Aim of the task:
An exact copy of all entries is required.
——
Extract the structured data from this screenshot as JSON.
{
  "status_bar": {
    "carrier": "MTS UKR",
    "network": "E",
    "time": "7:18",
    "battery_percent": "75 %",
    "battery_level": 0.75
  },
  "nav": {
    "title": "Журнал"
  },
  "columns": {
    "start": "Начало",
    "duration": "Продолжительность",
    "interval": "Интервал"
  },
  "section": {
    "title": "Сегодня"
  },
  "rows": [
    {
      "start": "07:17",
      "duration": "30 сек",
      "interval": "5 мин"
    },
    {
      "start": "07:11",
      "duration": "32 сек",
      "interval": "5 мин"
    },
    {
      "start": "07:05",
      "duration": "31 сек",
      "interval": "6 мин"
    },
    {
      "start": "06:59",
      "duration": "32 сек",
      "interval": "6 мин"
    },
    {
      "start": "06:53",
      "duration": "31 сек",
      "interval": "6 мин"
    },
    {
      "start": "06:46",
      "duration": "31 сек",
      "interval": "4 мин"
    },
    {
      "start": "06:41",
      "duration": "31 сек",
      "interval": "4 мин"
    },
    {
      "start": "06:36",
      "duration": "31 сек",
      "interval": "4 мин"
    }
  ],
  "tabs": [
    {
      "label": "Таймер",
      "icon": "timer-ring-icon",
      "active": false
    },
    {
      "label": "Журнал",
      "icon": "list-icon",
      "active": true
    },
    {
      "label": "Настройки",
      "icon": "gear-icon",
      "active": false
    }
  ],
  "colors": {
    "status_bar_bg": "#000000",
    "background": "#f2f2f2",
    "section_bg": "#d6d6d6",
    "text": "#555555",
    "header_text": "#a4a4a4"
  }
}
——
Task output:
Extract the structured data from this screenshot as JSON.
{
  "status_bar": {
    "carrier": "MTS UKR",
    "network": "E",
    "time": "7:18",
    "battery_percent": "75 %",
    "battery_level": 0.75
  },
  "nav": {
    "title": "Журнал"
  },
  "columns": {
    "start": "Начало",
    "duration": "Продолжительность",
    "interval": "Интервал"
  },
  "section": {
    "title": "Сегодня"
  },
  "rows": [
    {
      "start": "07:17",
      "duration": "30 сек",
      "interval": "5 мин"
    },
    {
      "start": "07:11",
      "duration": "32 сек",
      "interval": "5 мин"
    },
    {
      "start": "07:05",
      "duration": "31 сек",
      "interval": "6 мин"
    },
    {
      "start": "06:59",
      "duration": "32 сек",
      "interval": "6 мин"
    },
    {
      "start": "06:53",
      "duration": "31 сек",
      "interval": "6 мин"
    },
    {
      "start": "06:46",
      "duration": "31 сек",
      "interval": "4 мин"
    },
    {
      "start": "06:41",
      "duration": "31 сек",
      "interval": "4 мин"
    },
    {
      "start": "06:36",
      "duration": "31 сек",
      "interval": "4 мин"
    }
  ],
  "tabs": [
    {
      "label": "Таймер",
      "icon": "timer-ring-icon",
      "active": false
    },
    {
      "label": "Журнал",
      "icon": "list-icon",
      "active": true
    },
    {
      "label": "Настройки",
      "icon": "gear-icon",
      "active": false
    }
  ],
  "colors": {
    "status_bar_bg": "#000000",
    "background": "#f2f2f2",
    "section_bg": "#d6d6d6",
    "text": "#555555",
    "header_text": "#a4a4a4"
  }
}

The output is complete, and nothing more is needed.